The Anderson County Courthouse has always been surrounded by open green park-like space. At present it has a sweeping lawn with carefully planted trees and shrubs. In the early 1920s each of the four corners of the block was planted with pecan trees while tall pyracantha trees edged the building. Landscaping changes were made between 1970- 1980. Small dogwood trees replaced the tall pyracantha trees that had surrounded the building and obscured the facades. Benches and seasonal flowers line the broad walks that lead from the street to each entrance. A winding sidewalk, sheltered by flowers and dwarf evergreen shrubs, surrounds the building. Contributing objects on the square are the white marble cornerstone from the 1885 courthouse, and the paired historic lampposts at each porticoes entrance (counted as 1 resource). Non-Contributing objects within the courthouse block include six monuments and commemorative plaques: a bronze Masonic plaque dedicated to noted Anderson County citizen Judge W.C.W. Jowers; a marble obelisk honoring veterans of World War I through Vietnam (see photo #7); a flagpole with a granite dedication stone presented by the Dogwood Garden Club; a Recorded Texas Historic Landmark Medallion on post; and two Texas Historical Commission subject markers. The three Texas Historical Commission plaques are considered one resource.

The courthouse is bi-axial in plan (see floor plan p.-7- 3). Each of the four entrances leads to the central three- story rotunda.
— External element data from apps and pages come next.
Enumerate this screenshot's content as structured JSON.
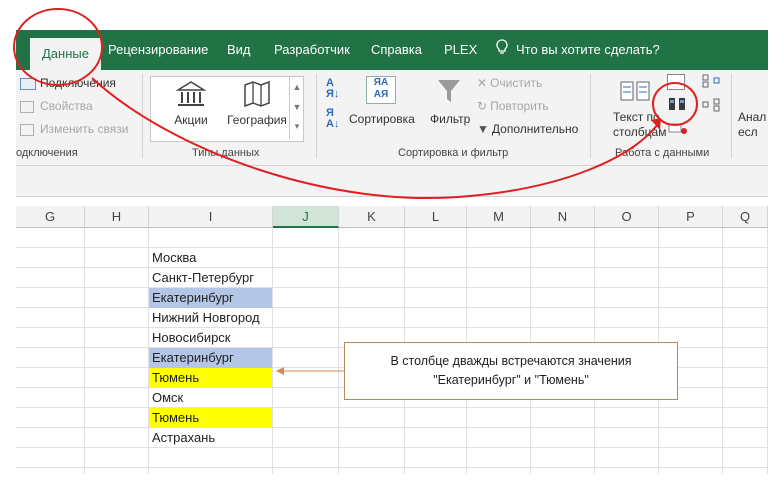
{
  "tabs": [
    {
      "label": "Данные",
      "active": true
    },
    {
      "label": "Рецензирование"
    },
    {
      "label": "Вид"
    },
    {
      "label": "Разработчик"
    },
    {
      "label": "Справка"
    },
    {
      "label": "PLEX"
    }
  ],
  "tell_me": "Что вы хотите сделать?",
  "ribbon": {
    "connections": {
      "items": [
        "Подключения",
        "Свойства",
        "Изменить связи"
      ],
      "group_label": "одключения"
    },
    "data_types": {
      "items": [
        "Акции",
        "География"
      ],
      "group_label": "Типы данных"
    },
    "sort_filter": {
      "sort": "Сортировка",
      "filter": "Фильтр",
      "clear": "Очистить",
      "reapply": "Повторить",
      "advanced": "Дополнительно",
      "group_label": "Сортировка и фильтр"
    },
    "data_tools": {
      "text_to_columns_line1": "Текст по",
      "text_to_columns_line2": "столбцам",
      "group_label": "Работа с данными"
    },
    "analysis_line1": "Анал",
    "analysis_line2": "есл"
  },
  "columns": [
    "G",
    "H",
    "I",
    "J",
    "K",
    "L",
    "M",
    "N",
    "O",
    "P",
    "Q"
  ],
  "selected_column": "J",
  "cells": [
    {
      "text": "Москва",
      "highlight": ""
    },
    {
      "text": "Санкт-Петербург",
      "highlight": ""
    },
    {
      "text": "Екатеринбург",
      "highlight": "#b4c6e7"
    },
    {
      "text": "Нижний Новгород",
      "highlight": ""
    },
    {
      "text": "Новосибирск",
      "highlight": ""
    },
    {
      "text": "Екатеринбург",
      "highlight": "#b4c6e7"
    },
    {
      "text": "Тюмень",
      "highlight": "#ffff00"
    },
    {
      "text": "Омск",
      "highlight": ""
    },
    {
      "text": "Тюмень",
      "highlight": "#ffff00"
    },
    {
      "text": "Астрахань",
      "highlight": ""
    }
  ],
  "callout": {
    "line1": "В столбце дважды встречаются значения",
    "line2": "\"Екатеринбург\" и \"Тюмень\""
  },
  "colors": {
    "ribbon_green": "#217346",
    "annotation_red": "#e02020",
    "dup_blue": "#b4c6e7",
    "dup_yellow": "#ffff00"
  }
}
The central volume is filled by an octagonal cast iron staircase with marble treads and risers, and capped with a round art glass skylight below the dome (see photos #4, 5). Interior wall and floor detailing is minimal: tile and linoleum floors, simple wainscotting at each level in Georgia gray marble, stained oak woodwork, and brass hardware.

The building is a rectangular three-story temple form with raised basement and massive central projecting entrance porticos on all four elevations. The porticos dominance is established by the series of steps that rise up 1/2-story to the 1st floor, and the giant scale of the elements. One- story, 3-bay heavy rusticated dark red brick loggias with rectangular openings form a sturdy base of support for the massive porticos. At each portico, 6 giant Ionic stone columns carry a denticulated terra cotta pediment and entablature. The classical form is completed by a running balustrade, above the cornice line, that provides the transition for a half-round silver painted steel dome supported by a tall drum articulated with 12 Ionic pilasters. The apex is crowned by the statue of Justice facing south. Each elevation is symmetrical about the portico. Three part windows occur on all four levels and are centered between columns. Original lampposts mark either side of each of the four entrances.

The district courtroom is the most elaborate room in the building. It is a 2-story vaulted space with wood wainscot, plaster pilasters and an elaborate pedimented backdrop at the judge’s bench (see photo 6). Wall divisions throughout the building remain largely unchanged.

The Anderson County Courthouse is a relatively intact example of the grand Classical Revival style of public architecture popular in Texas in the early 1900s. The landscaping has been slightly modified, but the building appears much as it did in 1914. The building retains its integrity to a high degree.


Posted on

July 16, 2017